In many ways this is similar to the journaling (mentioned above). If you’re continuing to help your community, you’ll meet people who are having an exceptionally difficult time staying sober – or getting sober. You’re able to see where you came from and remind you how you warded off the urge in those early days, and make you grateful for where you are today.

Adopt A Pet

To Get Sober:

Adopt a dog or a cat and take care of it. Buying a pet creates a wealth of responsibilities as you need to provide food, water, take the dog out for walks or sift through the cat’s litter. Animals offer a new routine to your daily life to keep you busy and aide in not feeling so isolated.

To Stay Sober:

A pet’s needs continue to grow as they get older and your attachment grows as well. There’s something to be said about being depended on and that may be all you need to stay sober, i.e. you can’t relapse because your pet needs you.

Download The Sober Day Counter App

To Get Sober:

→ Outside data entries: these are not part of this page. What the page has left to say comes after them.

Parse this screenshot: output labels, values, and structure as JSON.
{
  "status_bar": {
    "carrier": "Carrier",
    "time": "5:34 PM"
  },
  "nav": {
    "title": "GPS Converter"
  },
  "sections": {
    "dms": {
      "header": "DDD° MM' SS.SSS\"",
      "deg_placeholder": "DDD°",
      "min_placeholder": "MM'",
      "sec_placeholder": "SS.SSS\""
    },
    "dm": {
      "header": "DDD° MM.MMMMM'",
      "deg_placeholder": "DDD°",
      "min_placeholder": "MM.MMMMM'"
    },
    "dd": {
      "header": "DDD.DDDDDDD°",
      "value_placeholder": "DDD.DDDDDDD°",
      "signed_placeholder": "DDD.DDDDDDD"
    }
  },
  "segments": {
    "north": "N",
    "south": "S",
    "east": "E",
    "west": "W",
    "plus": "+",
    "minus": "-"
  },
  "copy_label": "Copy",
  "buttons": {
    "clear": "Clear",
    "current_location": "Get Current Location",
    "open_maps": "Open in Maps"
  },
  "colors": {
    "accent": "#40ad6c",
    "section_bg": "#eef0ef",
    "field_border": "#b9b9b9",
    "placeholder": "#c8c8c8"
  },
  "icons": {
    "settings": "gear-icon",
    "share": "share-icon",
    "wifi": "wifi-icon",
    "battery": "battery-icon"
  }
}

The I Am Sober App is more than a day counter, it’s a sobriety calculator and social sharing app. You can see how many days you’ve gone without a drink – which is beneficial to you – but you can also share your milestones with friends and family. This can help create a consistent support system and remind you to persevere each day.

To Stay Sober:

You customize the tool how you want, but you can journal and document your progress alongside your milestones. You can see the photo of you 1 week sober as well as 1 year sober. The app makes you recognize your triumph. Celebrate and journey on.

Sobriety, one day at a time.

Download the app today!